5 Learnings: What I Wish I'd Known Before I Started My Business
These examples are intended to provide information and inspiration for your journey and are not a recommendation or endorsement.
Harvard-trained, board-certified dermatologist and cosmetic surgeon Kim Nichols, MD, FAAD, worked at her mentor’s practice for seven years on the Upper East side of Manhattan before opening her own practice in Greenwich, Connecticut in 2013. Since then, the staff has grown from 3 to 15, and Dr. Nichols recently opened a second location, in nearby Harbor Point. Here, she shares her experience on what she learned while creating her Medical Aesthetics practice.
1. Know what you want.
Knowing the role you want to play in the industry can help you get there. “Not every healthcare professional or injector wants to own their own business and that’s okay,” Dr. Nichols says. But if your goal is to open your own practice, having the drive is key. “That entrepreneurial spirit, that hustle, is essential because that may help you create a sustainable practice and help you surround yourself with staff that also believe in that,” she says.
That entrepreneurial spirit, that hustle, is essential because that may help you create a sustainable practice and help you surround yourself with staff that also believe in that.
2. Where Do You Want to Practice?
Dr. Nichols, through the lens of an experienced practice owner, suggests exploring different types of work environments, whether it’s a small, local practice or a franchise with multiple locations to find out where you want to practice. When she was looking to open a small boutique practice, she needed to know her local market. “People want to come to you obviously because of your credentials and your results, but they also want to know that you're in tune with what they like,” she explains, and that can vary by region. She noted that larger franchise practice owners may need to be open to a wider variety of aesthetic tastes. The type of practice you want will also dictate how you structure your business plan. “It’s a question you need to keep asking yourself—what you want and where you see the practice going,” Dr. Nichols says.
3. Research your state’s rules and regulations.

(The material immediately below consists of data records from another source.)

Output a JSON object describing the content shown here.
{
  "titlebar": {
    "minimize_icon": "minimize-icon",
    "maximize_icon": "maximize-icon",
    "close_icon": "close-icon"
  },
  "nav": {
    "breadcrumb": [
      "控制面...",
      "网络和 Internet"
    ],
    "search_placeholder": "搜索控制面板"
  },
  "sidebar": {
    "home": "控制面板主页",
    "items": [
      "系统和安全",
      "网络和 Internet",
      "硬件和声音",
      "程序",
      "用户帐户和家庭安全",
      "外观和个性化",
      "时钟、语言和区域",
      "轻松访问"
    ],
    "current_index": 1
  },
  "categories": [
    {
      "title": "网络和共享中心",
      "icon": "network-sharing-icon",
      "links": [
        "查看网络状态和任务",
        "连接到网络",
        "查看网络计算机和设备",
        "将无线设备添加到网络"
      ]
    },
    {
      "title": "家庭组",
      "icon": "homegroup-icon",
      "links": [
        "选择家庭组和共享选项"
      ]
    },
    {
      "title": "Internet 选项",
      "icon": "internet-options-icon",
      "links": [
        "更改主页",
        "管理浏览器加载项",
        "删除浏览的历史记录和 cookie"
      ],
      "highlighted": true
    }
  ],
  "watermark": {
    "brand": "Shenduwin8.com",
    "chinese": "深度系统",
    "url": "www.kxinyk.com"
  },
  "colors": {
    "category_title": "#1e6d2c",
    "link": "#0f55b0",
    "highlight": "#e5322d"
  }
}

Before you go into practice, whether your own or someone else's, go to the state board and find out their requirements. For example, Dr. Nichols shared that aesthetician requirements in Connecticut differ from requirements in New York. She also shared that in her experience, it's important to research what's required for each role and to understand your state requirements for licensing. In Dr. Nichols’ experience, she noted that it may be helpful to learn exactly which procedures you can perform in-office, who can perform them, and the qualifications you and any potential staff will need.
4. Learn about key positions within a practice.
A practice generally has a variety of roles that comprise a team. For example, when Dr. Nichols first opened with a staff of three—herself, a medical assistant, and a medical aesthetician, she was seeing patients, answering phones, and managing the business. Hiring an office operations manager freed her up to focus on other high level parts of the business and to focus on the care of patients. “Our operations manager brings it all together—without her, it wouldn’t work,” she says. Some aesthetics practices might also have patient care coordinators. In Dr. Nichols’ office, that role is filled by medical assistants and physician assistants, who use their knowledge about the procedures as well as the timelines involved to go over treatment plans with clients. And because it’s a small, localized operation, everyone in the office knows how to answer the phone. Dr. Nichols highlighted that it’s important to make sure everyone in the office has a baseline understanding of aesthetics and can appropriately respond to the patient or defer to someone who has an informed answer.
5. Put patient satisfaction first.
Dr. Nichols shares that for her, patient satisfaction is rooted in feedback. She advises to have strong patient communication by calling and emailing patients the day after procedures to check on how they’re doing. To understand patient satisfaction, she constantly surveys new patients about their experience with the practice, and considers the feedback carefully. “On the rare occasion that a patient gives us a 4 out of 5, my office will personally call to learn what we can do to make it a 5.” Dr. Nichols recommends researching books or literature on customer service when developing standards for practice customer service, “I highly recommend anyone looking to become a practice owner to make [patient satisfaction] their goal.”